As a general rule, we want the lightest pixels in the image to just barely touch the left side of the histogram border. Any pixel that goes outside the histogram on the light side is said to be over exposed. Those pixels are simply white.
Then we also want the darkest most pixels to touch the left side of the histogram. This in turn, means that we are touching on the blacks.
Now, take this with a grain of salt. It is just a general rule that we should have pxiels toching both ends of the histogram. We should also look at what the image looks like and if we like the result.
But this is a good general rule to follow as a starting point. It allow us to check so that we are not over or under exposing, but we are still utilizing the full dynamic range available to us.
The easiest node to use when setting up the blacks and whites in our image is probably to use the RGB curves node and pushing the top right node in the curve to the left to increase the whites and push the bottom right node to the right to increase the blacks.
Let's take a look at it.
To setup the RGB curves and color correction nodes in Blender:
The RGB curves node is good for adjusting the the colors of the image while the color correct node is good for fine tuning the values of the render.
Looking at the RGB curves node it can be a bit unintuitive so how do we use it? On the curves graph we have 4 options, Contrast, Red, Green, Blue. The curve for each of these going from left to right represents the darkest parts of the image to the brightest parts of the image.
For example, if we go to the red curve and add a node to the far right of the graph and drag it up the highlights of the image will be much more red.

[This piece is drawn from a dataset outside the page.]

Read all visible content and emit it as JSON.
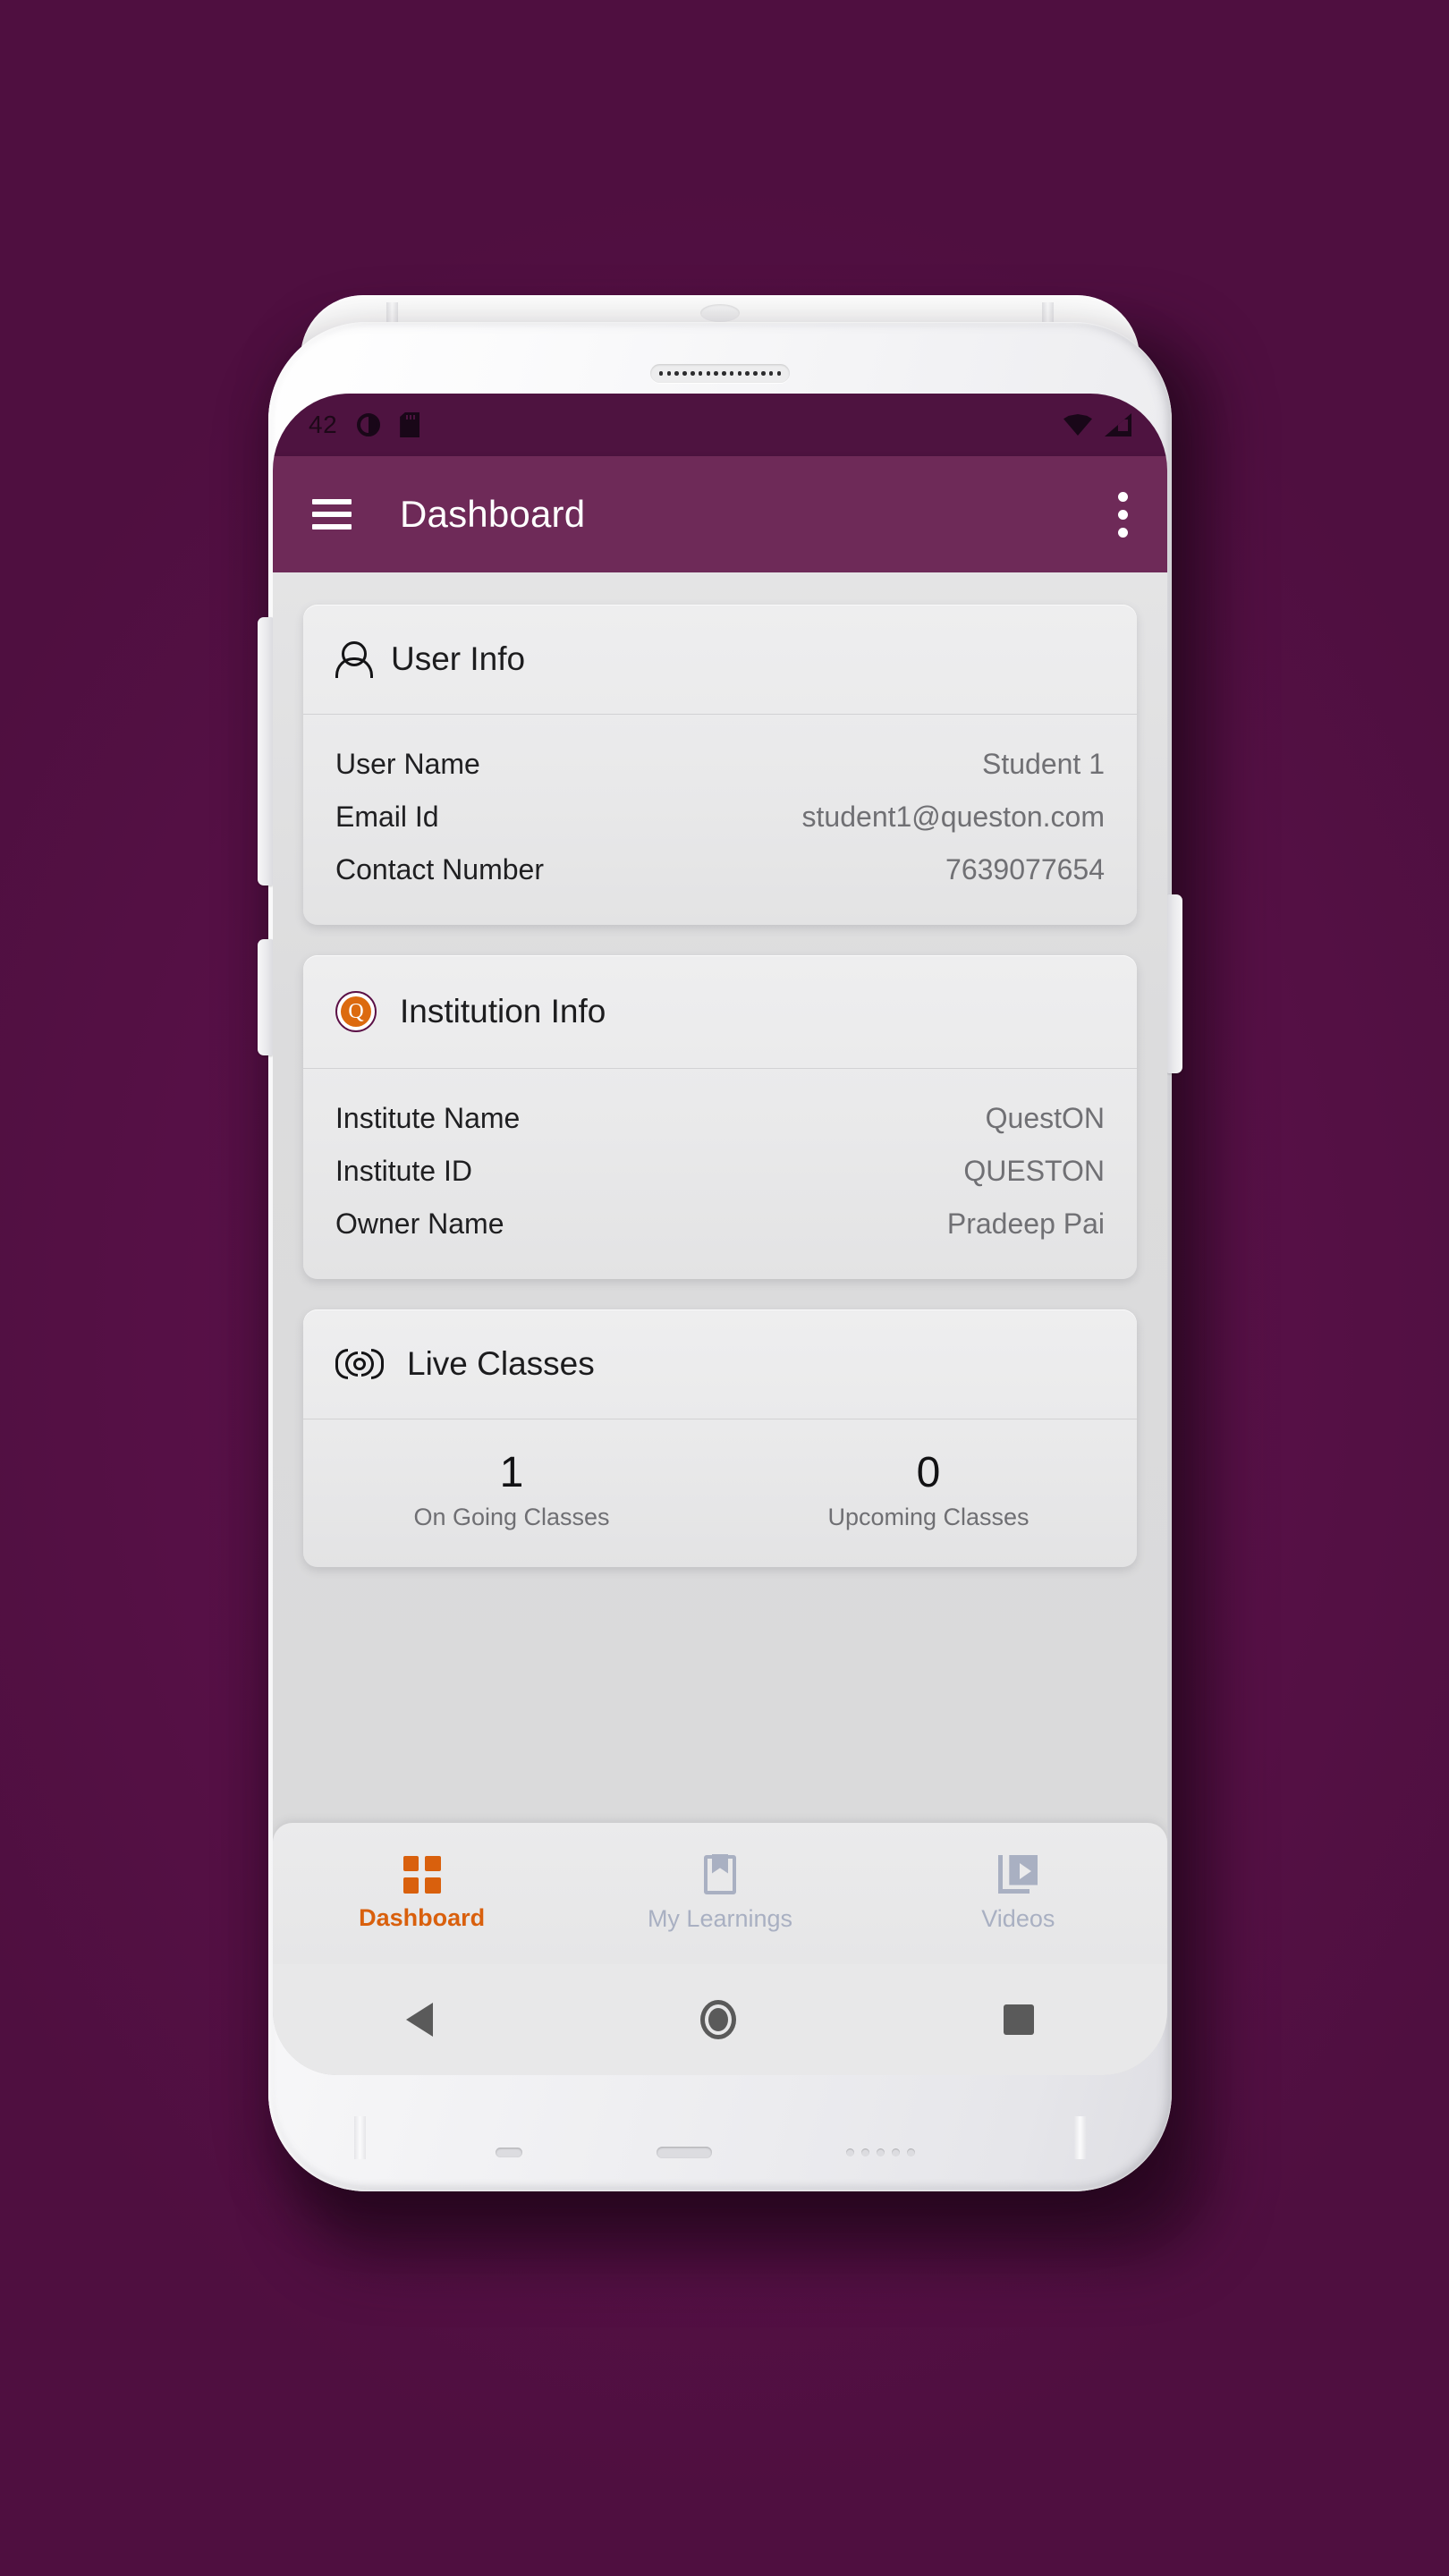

If we did the same at the far left of the graph the shadows would be much more red.
The RGB curves node also includes a Black and White Level input. These can be a bit confusing as they sort of work opposite to how we'd expect.

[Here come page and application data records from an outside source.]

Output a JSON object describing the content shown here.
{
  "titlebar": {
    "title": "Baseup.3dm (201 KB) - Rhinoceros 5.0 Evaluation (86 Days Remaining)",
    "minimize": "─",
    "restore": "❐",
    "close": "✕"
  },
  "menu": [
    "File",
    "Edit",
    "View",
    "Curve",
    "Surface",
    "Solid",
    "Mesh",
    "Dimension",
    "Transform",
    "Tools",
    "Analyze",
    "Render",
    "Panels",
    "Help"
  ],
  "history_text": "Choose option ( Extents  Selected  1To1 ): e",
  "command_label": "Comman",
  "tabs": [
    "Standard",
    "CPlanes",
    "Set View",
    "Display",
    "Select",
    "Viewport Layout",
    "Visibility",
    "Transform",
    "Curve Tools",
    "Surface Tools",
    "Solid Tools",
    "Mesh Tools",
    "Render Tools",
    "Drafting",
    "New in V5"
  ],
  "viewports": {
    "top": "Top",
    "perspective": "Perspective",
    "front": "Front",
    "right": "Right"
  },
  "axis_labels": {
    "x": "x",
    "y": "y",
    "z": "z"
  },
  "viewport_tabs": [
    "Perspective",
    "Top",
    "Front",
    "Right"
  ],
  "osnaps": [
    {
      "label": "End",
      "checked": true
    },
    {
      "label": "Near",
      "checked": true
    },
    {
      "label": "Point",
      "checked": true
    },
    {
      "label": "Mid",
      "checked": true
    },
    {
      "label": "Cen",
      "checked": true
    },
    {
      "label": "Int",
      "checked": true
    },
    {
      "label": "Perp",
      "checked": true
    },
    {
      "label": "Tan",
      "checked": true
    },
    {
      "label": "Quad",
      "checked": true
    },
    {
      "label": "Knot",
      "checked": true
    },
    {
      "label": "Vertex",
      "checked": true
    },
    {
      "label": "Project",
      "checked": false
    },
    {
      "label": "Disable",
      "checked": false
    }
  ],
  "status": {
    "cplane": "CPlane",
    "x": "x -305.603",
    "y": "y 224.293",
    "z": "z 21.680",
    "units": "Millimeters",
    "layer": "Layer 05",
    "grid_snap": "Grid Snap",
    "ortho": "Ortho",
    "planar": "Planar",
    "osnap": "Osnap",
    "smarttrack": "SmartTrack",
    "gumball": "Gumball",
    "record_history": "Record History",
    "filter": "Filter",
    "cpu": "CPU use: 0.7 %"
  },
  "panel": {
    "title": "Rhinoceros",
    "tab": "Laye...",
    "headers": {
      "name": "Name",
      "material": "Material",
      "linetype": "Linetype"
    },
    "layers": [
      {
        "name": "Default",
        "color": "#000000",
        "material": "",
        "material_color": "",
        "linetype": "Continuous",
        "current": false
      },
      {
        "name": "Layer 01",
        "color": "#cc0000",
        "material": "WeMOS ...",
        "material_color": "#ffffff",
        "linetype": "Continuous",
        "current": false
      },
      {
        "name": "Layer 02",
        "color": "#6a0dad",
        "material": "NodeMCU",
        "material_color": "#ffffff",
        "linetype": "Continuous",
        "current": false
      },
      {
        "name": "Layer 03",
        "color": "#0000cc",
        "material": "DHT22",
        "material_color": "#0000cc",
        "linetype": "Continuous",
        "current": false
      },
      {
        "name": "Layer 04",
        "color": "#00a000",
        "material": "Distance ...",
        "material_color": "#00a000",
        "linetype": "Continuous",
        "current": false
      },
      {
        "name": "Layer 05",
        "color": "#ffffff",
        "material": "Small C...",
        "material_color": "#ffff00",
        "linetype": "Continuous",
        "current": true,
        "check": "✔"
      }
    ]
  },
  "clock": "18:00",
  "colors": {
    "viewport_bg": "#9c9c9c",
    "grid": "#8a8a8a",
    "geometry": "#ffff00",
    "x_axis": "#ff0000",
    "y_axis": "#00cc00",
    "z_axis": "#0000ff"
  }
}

For black levels increasing the value of the color makes the image darker. The White level makes the image brighter when decreasing the value. The color we chose will also be inverted in the image. If we wanted to make one of these levels more blue we'd need to make the levels color more red.
Instead of using these level values we can use the color correct node. This node allows for better adjustment of the values in our image.
The color correct node can also do some color adjustment but isn't nearly as versatile as RGB Curves. Color Correct allows for way more fine tuning of the values of the image which the Curves node lacks in. Basically, we can fine tune the intensity of the shadows and highlights in our render.
Highlights are the brightest parts of the image. Midtones are the middle values which we can define the range of. Shadows are the darkest parts of the image. Gamma Adjusts the Darkest parts of whichever range we adjust. Gain adjusts the middle values, and lift adjusts the brightest values.
As you can image this allows us to very precisely tune the values of our image.
As a Alternative to or in combination with RGB Curves we could use the hue correct node to adjust the colors of our image.
The hue correct node is fairly intuitive, essentially we have access to 3 graphs, they are Hue, Saturation, Value.
For each of these graphs we have a full range of available colors that we an then adjust the HSV values of, so if we dragged up a point on the saturation graph in the blue range the saturation of those blues would be higher.
When Color Correcting in Blender the color balance node is usually going to be the quickest and easiest way to get the look we want. It can do both color correction and grading and isn't too complex.
We also have another nodes such as the color correction, hue correct, and RGB Curves node available to use when color correcting giving us quite a few options for getting our renders to look exactly the way we want.
Thank you for your time.